- **Problem**:
Which lines in the data contain the word "Register"? Please copy each of them.

- **Extracted entries**:
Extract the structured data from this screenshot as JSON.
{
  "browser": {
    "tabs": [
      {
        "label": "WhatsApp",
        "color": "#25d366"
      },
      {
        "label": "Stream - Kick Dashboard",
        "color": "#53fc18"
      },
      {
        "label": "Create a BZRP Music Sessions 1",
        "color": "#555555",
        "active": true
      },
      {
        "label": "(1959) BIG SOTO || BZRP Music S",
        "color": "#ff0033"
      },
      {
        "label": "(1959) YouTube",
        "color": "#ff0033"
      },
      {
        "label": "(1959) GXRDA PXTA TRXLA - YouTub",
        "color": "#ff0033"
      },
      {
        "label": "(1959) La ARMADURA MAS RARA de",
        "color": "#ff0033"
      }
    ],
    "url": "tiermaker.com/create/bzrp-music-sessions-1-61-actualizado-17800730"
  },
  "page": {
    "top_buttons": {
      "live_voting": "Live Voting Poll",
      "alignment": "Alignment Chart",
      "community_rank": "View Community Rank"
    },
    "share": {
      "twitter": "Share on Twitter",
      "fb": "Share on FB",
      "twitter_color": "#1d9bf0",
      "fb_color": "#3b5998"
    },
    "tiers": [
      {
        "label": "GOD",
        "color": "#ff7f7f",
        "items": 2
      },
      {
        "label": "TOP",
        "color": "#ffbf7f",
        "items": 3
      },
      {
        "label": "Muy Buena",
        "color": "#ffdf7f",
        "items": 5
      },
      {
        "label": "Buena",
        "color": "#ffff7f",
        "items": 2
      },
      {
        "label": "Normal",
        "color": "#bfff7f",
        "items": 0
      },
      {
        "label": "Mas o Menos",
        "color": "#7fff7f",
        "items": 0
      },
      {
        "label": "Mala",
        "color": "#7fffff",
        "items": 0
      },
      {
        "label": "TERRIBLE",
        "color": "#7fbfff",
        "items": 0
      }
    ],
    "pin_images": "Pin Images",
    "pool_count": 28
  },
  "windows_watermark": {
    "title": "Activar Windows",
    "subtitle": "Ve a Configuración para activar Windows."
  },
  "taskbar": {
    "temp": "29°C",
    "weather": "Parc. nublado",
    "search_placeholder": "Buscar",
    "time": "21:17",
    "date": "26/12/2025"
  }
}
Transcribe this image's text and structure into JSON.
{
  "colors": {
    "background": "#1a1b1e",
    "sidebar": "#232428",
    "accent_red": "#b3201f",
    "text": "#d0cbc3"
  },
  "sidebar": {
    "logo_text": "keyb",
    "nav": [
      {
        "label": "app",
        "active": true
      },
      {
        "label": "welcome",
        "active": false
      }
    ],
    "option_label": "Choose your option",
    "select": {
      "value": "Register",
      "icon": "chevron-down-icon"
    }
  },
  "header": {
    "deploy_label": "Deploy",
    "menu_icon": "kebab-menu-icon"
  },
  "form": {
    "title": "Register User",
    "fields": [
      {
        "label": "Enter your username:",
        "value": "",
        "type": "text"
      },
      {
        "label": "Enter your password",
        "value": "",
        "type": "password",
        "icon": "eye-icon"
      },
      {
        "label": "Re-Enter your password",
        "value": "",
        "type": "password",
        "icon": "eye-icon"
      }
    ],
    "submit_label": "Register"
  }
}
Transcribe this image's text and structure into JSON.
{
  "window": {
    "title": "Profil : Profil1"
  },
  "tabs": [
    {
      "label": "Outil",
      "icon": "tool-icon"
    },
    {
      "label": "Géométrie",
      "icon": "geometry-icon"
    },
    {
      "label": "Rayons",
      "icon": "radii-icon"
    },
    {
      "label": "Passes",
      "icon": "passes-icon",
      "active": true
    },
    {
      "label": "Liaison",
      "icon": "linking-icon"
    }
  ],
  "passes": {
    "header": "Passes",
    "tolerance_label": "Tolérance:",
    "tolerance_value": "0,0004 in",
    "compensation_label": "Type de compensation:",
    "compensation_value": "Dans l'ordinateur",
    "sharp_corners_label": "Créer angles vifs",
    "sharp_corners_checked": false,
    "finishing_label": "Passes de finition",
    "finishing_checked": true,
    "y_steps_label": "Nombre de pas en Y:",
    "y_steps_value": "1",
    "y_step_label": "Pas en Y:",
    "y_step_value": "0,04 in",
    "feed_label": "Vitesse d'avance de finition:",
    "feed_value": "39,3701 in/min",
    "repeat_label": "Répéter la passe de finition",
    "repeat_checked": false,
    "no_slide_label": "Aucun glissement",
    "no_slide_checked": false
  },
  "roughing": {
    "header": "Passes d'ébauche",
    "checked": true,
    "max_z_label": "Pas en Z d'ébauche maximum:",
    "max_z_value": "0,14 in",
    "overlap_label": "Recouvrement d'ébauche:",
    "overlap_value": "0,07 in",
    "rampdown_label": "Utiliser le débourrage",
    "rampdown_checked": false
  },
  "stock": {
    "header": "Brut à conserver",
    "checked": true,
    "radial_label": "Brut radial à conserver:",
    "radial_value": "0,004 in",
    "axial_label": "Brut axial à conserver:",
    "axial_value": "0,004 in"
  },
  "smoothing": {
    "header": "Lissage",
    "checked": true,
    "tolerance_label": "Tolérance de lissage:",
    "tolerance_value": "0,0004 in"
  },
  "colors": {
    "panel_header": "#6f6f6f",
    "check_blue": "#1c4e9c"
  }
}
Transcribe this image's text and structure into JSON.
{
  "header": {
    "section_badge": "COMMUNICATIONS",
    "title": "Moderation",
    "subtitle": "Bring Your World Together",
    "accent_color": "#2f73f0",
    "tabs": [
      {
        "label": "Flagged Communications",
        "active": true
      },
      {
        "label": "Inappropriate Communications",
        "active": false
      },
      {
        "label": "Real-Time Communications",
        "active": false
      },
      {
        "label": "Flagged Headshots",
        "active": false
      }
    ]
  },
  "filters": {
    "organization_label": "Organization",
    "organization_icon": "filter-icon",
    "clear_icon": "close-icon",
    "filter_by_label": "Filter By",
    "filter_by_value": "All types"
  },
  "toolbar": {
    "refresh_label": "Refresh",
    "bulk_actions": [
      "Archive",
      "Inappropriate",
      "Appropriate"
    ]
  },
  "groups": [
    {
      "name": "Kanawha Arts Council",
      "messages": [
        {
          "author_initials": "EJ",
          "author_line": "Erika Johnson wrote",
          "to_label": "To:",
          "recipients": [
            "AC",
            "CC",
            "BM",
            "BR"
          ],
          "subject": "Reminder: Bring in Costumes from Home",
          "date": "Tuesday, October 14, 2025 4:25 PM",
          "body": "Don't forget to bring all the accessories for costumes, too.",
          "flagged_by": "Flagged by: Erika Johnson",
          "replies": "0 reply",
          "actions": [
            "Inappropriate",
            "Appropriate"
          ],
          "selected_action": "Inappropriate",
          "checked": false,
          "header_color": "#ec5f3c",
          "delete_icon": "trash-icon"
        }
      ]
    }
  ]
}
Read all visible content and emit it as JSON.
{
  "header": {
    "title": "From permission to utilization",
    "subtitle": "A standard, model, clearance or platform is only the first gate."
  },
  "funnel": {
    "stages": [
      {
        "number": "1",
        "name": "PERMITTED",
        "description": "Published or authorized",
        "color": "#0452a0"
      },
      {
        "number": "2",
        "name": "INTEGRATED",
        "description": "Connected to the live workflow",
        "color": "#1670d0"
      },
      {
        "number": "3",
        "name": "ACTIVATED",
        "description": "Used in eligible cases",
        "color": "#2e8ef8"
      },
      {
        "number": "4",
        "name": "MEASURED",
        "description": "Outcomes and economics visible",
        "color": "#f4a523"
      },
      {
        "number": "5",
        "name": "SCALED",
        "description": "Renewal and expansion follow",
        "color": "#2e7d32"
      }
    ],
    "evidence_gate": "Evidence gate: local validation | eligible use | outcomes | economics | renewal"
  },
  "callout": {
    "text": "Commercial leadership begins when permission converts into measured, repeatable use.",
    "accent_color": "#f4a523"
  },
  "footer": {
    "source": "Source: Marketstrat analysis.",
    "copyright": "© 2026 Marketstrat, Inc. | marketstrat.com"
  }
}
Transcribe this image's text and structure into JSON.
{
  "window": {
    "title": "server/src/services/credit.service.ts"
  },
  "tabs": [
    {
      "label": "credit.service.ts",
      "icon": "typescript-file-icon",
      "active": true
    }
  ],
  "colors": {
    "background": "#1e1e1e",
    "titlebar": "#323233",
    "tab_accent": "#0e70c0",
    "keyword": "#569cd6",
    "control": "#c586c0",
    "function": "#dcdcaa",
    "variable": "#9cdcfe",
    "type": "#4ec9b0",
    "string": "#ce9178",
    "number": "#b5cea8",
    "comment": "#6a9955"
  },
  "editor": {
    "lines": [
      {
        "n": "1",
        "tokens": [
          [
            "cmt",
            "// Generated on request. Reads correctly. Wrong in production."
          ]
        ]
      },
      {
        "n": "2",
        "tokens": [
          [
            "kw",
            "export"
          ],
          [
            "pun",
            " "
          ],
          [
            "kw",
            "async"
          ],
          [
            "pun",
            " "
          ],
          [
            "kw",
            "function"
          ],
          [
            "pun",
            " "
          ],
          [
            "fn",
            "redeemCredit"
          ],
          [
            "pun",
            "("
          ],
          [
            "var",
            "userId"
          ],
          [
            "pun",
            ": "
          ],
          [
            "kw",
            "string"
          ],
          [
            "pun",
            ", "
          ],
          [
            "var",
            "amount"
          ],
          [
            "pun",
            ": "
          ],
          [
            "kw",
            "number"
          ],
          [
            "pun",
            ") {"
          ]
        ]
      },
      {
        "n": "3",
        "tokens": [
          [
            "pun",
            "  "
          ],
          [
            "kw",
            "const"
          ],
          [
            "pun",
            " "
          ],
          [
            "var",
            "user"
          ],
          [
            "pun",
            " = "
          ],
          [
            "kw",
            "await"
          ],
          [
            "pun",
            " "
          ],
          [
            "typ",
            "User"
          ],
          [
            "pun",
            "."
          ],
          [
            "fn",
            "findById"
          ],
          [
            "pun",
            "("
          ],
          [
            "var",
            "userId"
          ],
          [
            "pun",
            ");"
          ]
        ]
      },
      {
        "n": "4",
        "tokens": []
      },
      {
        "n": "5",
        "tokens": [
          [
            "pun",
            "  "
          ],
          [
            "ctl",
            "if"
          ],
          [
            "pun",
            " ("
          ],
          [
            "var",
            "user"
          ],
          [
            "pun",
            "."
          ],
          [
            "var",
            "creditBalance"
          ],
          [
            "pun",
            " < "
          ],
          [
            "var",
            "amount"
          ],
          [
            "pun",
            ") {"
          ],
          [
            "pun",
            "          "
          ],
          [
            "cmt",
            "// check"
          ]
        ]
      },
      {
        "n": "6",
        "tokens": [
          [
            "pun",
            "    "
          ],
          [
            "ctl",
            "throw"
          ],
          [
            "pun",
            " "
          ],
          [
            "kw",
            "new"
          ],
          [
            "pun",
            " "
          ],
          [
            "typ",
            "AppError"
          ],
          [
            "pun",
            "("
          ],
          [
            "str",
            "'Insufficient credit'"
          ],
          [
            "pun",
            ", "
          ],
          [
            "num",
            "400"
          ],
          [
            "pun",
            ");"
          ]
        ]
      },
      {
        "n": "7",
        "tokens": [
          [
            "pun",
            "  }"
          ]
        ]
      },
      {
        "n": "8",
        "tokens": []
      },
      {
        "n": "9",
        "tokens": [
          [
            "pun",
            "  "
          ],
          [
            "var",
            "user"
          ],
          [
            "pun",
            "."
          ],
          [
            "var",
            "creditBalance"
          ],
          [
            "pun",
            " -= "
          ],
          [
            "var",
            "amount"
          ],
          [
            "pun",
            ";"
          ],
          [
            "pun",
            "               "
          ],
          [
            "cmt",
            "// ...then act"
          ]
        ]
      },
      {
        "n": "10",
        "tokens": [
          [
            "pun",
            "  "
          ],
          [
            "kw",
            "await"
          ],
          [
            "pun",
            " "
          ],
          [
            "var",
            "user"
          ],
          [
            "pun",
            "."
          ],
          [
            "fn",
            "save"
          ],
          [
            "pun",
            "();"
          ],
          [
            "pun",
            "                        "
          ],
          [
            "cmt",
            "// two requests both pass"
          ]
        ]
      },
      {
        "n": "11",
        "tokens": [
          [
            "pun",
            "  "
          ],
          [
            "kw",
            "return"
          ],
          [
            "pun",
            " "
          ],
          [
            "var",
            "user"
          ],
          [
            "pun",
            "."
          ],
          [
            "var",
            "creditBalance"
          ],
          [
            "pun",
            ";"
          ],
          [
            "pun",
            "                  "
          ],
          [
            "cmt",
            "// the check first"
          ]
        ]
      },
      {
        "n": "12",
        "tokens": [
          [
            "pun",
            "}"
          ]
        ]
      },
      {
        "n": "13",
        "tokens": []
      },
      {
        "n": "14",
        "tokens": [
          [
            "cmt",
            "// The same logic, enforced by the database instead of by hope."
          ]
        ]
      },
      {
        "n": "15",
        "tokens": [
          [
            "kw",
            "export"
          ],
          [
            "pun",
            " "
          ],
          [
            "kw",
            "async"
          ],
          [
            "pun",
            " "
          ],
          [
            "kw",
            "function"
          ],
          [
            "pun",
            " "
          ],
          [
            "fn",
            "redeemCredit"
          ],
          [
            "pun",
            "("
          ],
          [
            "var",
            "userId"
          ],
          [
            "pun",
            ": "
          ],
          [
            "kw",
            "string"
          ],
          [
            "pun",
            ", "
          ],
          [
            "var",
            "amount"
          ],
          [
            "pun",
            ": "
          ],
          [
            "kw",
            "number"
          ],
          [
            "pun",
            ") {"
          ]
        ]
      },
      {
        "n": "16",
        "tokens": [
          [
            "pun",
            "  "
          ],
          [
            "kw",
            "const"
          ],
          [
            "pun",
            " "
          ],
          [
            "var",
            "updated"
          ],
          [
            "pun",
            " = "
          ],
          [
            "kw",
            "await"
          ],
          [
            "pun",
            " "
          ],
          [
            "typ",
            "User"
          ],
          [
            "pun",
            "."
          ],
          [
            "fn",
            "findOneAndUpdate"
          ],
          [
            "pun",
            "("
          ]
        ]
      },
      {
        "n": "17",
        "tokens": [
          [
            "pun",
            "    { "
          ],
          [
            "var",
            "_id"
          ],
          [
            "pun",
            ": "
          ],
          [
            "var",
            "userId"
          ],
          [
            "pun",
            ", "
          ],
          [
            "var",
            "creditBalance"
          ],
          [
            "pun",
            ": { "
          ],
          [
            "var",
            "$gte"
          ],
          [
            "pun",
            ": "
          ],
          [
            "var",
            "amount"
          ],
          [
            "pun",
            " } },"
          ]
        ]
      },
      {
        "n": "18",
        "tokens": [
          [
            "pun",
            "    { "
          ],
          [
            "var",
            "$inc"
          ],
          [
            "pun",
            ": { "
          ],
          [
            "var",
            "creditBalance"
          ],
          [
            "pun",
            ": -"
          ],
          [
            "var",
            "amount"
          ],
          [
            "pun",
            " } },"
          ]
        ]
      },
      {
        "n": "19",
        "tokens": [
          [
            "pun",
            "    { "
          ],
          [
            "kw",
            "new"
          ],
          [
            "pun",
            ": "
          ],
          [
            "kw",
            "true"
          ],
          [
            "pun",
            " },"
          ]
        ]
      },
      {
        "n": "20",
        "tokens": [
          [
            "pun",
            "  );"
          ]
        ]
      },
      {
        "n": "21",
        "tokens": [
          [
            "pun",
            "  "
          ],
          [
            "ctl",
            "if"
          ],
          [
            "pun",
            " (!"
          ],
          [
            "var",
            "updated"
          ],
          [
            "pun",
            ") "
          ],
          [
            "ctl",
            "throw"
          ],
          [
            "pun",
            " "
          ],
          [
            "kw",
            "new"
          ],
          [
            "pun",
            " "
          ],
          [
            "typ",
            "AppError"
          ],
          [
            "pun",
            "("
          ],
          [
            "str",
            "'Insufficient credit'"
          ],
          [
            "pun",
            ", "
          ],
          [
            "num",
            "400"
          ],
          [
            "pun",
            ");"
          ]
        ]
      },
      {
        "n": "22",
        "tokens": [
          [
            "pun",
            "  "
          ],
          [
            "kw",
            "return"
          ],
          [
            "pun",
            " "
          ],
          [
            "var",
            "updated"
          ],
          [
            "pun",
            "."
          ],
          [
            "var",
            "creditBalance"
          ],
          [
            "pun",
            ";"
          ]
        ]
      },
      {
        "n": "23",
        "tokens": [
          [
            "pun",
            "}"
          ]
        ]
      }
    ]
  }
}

- **Problem solution**:
      "value": "Register",
    "title": "Register User",
    "submit_label": "Register"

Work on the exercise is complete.